Social networks generate power through _____ _____: the goodwill and resulting resources shared among members in a social network.

Social capital


Power and influence through social networks

Understanding and analysing networks

Three ways that a network can benefit individuals:

1. Access: obtain information more readily
2. Timing: get information earlier
3. Referrals: others in the network think of you first when making recommendations for key positions or promotions; this is tied to position-related currencies and visibility.


Power and influence through social networks

Strong ties, weak ties, many ties

The volume of information, favours and other social capital increases with number of people connected to a network (breadth), but the more people connected, the less time and energy an individual has to form ‘strong ties’ or close-knit relationships. However, strong ties are not necessarily the most valuable as having weak ties with people form diverse networks can be more valuable than having strong ties with people in similar networks.

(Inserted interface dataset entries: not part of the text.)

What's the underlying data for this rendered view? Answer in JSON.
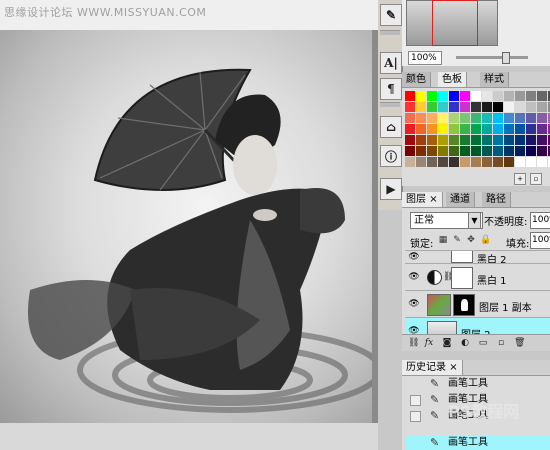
{
  "watermark_top": "思缘设计论坛 WWW.MISSYUAN.COM",
  "navigator": {
    "zoom": "100%"
  },
  "swatches": {
    "tabs": [
      "颜色",
      "色板",
      "样式"
    ],
    "active_tab": 1,
    "colors": [
      "#ff0000",
      "#ffff00",
      "#00ff00",
      "#00ffff",
      "#0000ff",
      "#ff00ff",
      "#ffffff",
      "#e6e6e6",
      "#cccccc",
      "#b3b3b3",
      "#999999",
      "#808080",
      "#666666",
      "#4d4d4d",
      "#ff3333",
      "#ffcc33",
      "#33cc33",
      "#33cccc",
      "#3333cc",
      "#cc33cc",
      "#333333",
      "#1a1a1a",
      "#000000",
      "#f2f2f2",
      "#d9d9d9",
      "#bfbfbf",
      "#a6a6a6",
      "#8c8c8c",
      "#f26c4f",
      "#f68e55",
      "#fbaf5c",
      "#fff467",
      "#acd372",
      "#7cc576",
      "#3bb878",
      "#1abbb4",
      "#00bff3",
      "#438ccb",
      "#5574b9",
      "#605ca8",
      "#855fa8",
      "#a763a8",
      "#ed1c24",
      "#f26522",
      "#f7941d",
      "#fff200",
      "#8dc63f",
      "#39b54a",
      "#00a651",
      "#00a99d",
      "#00aeef",
      "#0072bc",
      "#0054a6",
      "#2e3192",
      "#662d91",
      "#92278f",
      "#9e0b0f",
      "#a0410d",
      "#a36209",
      "#aba000",
      "#598527",
      "#197b30",
      "#007236",
      "#00746b",
      "#0076a3",
      "#004a80",
      "#003471",
      "#1b1464",
      "#440e62",
      "#630460",
      "#790000",
      "#7b2e00",
      "#7d4900",
      "#827b00",
      "#406618",
      "#005e20",
      "#005826",
      "#005952",
      "#005b7f",
      "#003663",
      "#002157",
      "#0d004c",
      "#32004b",
      "#4b0049",
      "#c7b299",
      "#998675",
      "#736357",
      "#534741",
      "#37302d",
      "#c69c6d",
      "#a67c52",
      "#8c6239",
      "#754c24",
      "#603913",
      "#ffffff",
      "#ffffff",
      "#ffffff",
      "#ffffff"
    ]
  },
  "layers": {
    "tabs": [
      "图层",
      "通道",
      "路径"
    ],
    "blend_mode": "正常",
    "opacity_label": "不透明度:",
    "opacity_value": "100%",
    "lock_label": "锁定:",
    "fill_label": "填充:",
    "fill_value": "100%",
    "items": [
      {
        "name": "黑白 2",
        "type": "adjustment",
        "selected": false
      },
      {
        "name": "黑白 1",
        "type": "adjustment",
        "selected": false
      },
      {
        "name": "图层 1 副本",
        "type": "image-masked",
        "selected": false
      },
      {
        "name": "图层 2",
        "type": "image",
        "selected": true
      }
    ]
  },
  "history": {
    "tab": "历史记录",
    "items": [
      {
        "label": "画笔工具",
        "selected": false
      },
      {
        "label": "画笔工具",
        "selected": false
      },
      {
        "label": "画笔工具",
        "selected": false
      },
      {
        "label": "画笔工具",
        "selected": true
      }
    ]
  },
  "watermark_bottom": "PS教程网"
}
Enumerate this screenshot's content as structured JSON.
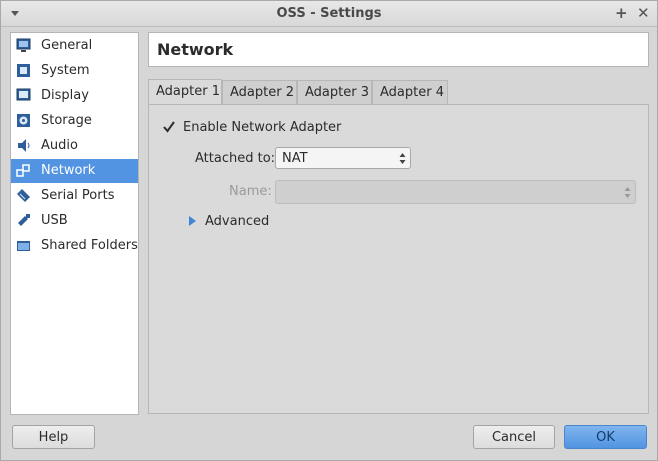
{
  "window": {
    "title": "OSS - Settings"
  },
  "sidebar": {
    "items": [
      {
        "label": "General",
        "icon": "monitor-icon"
      },
      {
        "label": "System",
        "icon": "chip-icon"
      },
      {
        "label": "Display",
        "icon": "display-icon"
      },
      {
        "label": "Storage",
        "icon": "storage-icon"
      },
      {
        "label": "Audio",
        "icon": "speaker-icon"
      },
      {
        "label": "Network",
        "icon": "network-icon",
        "selected": true
      },
      {
        "label": "Serial Ports",
        "icon": "serial-icon"
      },
      {
        "label": "USB",
        "icon": "usb-icon"
      },
      {
        "label": "Shared Folders",
        "icon": "folder-icon"
      }
    ]
  },
  "header": {
    "title": "Network"
  },
  "tabs": [
    {
      "label": "Adapter 1",
      "active": true
    },
    {
      "label": "Adapter 2"
    },
    {
      "label": "Adapter 3"
    },
    {
      "label": "Adapter 4"
    }
  ],
  "form": {
    "enable_label": "Enable Network Adapter",
    "enable_checked": true,
    "attached_label": "Attached to:",
    "attached_value": "NAT",
    "name_label": "Name:",
    "name_value": "",
    "advanced_label": "Advanced"
  },
  "buttons": {
    "help": "Help",
    "cancel": "Cancel",
    "ok": "OK"
  },
  "colors": {
    "selection": "#5294e2",
    "ok_button": "#6aa6ea",
    "expander": "#3f86d8"
  }
}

Social networks can increase:

Expert power (gaining knowledge from others)
Referent power


Three factors in centrality:

Shortest path between others: you control _____ of others
Direct access to others: less _____ on others for connections
Number of people connected to you: more social capital _____

interactions, dependence, resources


Building and Maintaining Networks

We often build networks according to self-_____ and ____.
However, it is more effective to build networks according to shared activities and apply _____ considerations (access to additional networks, key persons etc.)
We also need to consider the dark side of our networks and how inclusive or unfairly exclusive they are

similarity, proximity, strategic


Influence tactics and organisational politics

_____ _____: behaviours that others perceive as self-serving tactics for personal gain at the expense of other people and possibly the organisation.

Organisational politics


Organisational politics are in the eye of the beholder because they are based on perceptions rather than behaviours. Organisational politics tends to reduce job _____, organisational commitment, organisational _____ and increase levels of work-related stress.

satisfaction, citizenship


Conditions that are supportive of organisational politics

Scarce resources
Ambiguous resource allocation decisions
Complex, or lack of, formal rules – this can occur during times of organisational change


Minimising organisational politics and its consequences
o Introduce clear rules and regulations to specify the use of _____ resources
o _____ organisational change practices
o Leadership effectiveness
o Giving employees more control over work and keeping them informed of _____ events.

scarce, Effective, organisational